In the records below, find every line with the word "icon" and copy it.

(App and web page records)

☆ ☆ ☆

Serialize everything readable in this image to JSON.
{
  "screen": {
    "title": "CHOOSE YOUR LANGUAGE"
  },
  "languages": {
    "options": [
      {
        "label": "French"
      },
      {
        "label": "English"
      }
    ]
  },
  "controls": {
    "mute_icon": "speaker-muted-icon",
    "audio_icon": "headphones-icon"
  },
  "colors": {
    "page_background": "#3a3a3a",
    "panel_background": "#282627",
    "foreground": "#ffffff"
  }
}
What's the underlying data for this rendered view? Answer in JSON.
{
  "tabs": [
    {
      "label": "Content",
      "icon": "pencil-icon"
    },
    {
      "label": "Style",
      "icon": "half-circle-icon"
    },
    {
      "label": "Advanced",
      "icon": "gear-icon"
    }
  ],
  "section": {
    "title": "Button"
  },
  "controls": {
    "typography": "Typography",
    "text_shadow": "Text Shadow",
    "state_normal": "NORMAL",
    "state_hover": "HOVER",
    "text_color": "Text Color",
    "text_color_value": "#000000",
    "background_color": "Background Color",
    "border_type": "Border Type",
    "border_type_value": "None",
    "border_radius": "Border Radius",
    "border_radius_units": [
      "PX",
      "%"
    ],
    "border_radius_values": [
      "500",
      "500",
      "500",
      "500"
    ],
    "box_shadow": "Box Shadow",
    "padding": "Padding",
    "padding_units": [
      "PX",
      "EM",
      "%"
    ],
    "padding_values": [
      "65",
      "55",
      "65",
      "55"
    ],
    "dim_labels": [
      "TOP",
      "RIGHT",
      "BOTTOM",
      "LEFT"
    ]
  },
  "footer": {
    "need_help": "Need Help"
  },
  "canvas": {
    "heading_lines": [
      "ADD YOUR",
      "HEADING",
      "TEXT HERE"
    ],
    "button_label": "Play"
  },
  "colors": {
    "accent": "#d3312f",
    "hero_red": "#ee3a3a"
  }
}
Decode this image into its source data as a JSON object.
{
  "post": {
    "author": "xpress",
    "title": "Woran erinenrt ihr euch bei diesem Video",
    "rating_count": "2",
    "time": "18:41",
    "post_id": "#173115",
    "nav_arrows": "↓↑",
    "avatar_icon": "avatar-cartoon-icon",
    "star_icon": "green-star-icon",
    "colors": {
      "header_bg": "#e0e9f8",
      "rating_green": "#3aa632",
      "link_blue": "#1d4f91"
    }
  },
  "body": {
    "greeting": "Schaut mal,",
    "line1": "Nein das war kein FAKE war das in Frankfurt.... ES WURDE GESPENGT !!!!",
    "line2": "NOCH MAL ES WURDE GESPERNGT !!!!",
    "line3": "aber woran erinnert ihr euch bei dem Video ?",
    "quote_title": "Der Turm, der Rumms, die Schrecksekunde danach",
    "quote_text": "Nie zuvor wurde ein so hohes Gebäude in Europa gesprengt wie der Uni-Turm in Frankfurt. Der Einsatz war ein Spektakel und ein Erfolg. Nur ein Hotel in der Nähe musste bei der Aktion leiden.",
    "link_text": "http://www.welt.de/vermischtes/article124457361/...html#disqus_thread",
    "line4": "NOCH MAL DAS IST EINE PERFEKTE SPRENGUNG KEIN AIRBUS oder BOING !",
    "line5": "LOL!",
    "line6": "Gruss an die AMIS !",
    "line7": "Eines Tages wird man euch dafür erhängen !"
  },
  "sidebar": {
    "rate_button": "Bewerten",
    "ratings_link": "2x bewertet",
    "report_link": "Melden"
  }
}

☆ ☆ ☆

Solved problem:
    "mute_icon": "speaker-muted-icon",
    "audio_icon": "headphones-icon"
      "icon": "pencil-icon"
      "icon": "half-circle-icon"
      "icon": "gear-icon"
    "avatar_icon": "avatar-cartoon-icon",
    "star_icon": "green-star-icon",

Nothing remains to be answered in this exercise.